■ **EXERCISE BRIEF**: Give the data back exactly as it stands.

■ **Web page and app entries**:
..........
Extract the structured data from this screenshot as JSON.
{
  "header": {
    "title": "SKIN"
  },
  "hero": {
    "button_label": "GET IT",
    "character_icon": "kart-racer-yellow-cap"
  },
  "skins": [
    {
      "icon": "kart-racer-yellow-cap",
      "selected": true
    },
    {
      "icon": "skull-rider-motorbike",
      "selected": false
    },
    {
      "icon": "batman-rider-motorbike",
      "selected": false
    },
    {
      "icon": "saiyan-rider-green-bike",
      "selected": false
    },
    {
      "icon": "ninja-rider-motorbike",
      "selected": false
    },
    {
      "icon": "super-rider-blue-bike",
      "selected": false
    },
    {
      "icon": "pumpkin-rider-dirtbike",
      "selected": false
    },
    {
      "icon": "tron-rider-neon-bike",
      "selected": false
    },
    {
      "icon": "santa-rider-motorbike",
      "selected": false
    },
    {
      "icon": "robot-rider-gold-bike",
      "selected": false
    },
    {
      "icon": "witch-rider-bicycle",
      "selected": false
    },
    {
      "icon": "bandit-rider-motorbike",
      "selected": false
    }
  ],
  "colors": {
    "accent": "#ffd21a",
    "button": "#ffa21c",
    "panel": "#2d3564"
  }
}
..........
■ **EXERCISE ANSWER**:
Extract the structured data from this screenshot as JSON.
{
  "header": {
    "title": "SKIN"
  },
  "hero": {
    "button_label": "GET IT",
    "character_icon": "kart-racer-yellow-cap"
  },
  "skins": [
    {
      "icon": "kart-racer-yellow-cap",
      "selected": true
    },
    {
      "icon": "skull-rider-motorbike",
      "selected": false
    },
    {
      "icon": "batman-rider-motorbike",
      "selected": false
    },
    {
      "icon": "saiyan-rider-green-bike",
      "selected": false
    },
    {
      "icon": "ninja-rider-motorbike",
      "selected": false
    },
    {
      "icon": "super-rider-blue-bike",
      "selected": false
    },
    {
      "icon": "pumpkin-rider-dirtbike",
      "selected": false
    },
    {
      "icon": "tron-rider-neon-bike",
      "selected": false
    },
    {
      "icon": "santa-rider-motorbike",
      "selected": false
    },
    {
      "icon": "robot-rider-gold-bike",
      "selected": false
    },
    {
      "icon": "witch-rider-bicycle",
      "selected": false
    },
    {
      "icon": "bandit-rider-motorbike",
      "selected": false
    }
  ],
  "colors": {
    "accent": "#ffd21a",
    "button": "#ffa21c",
    "panel": "#2d3564"
  }
}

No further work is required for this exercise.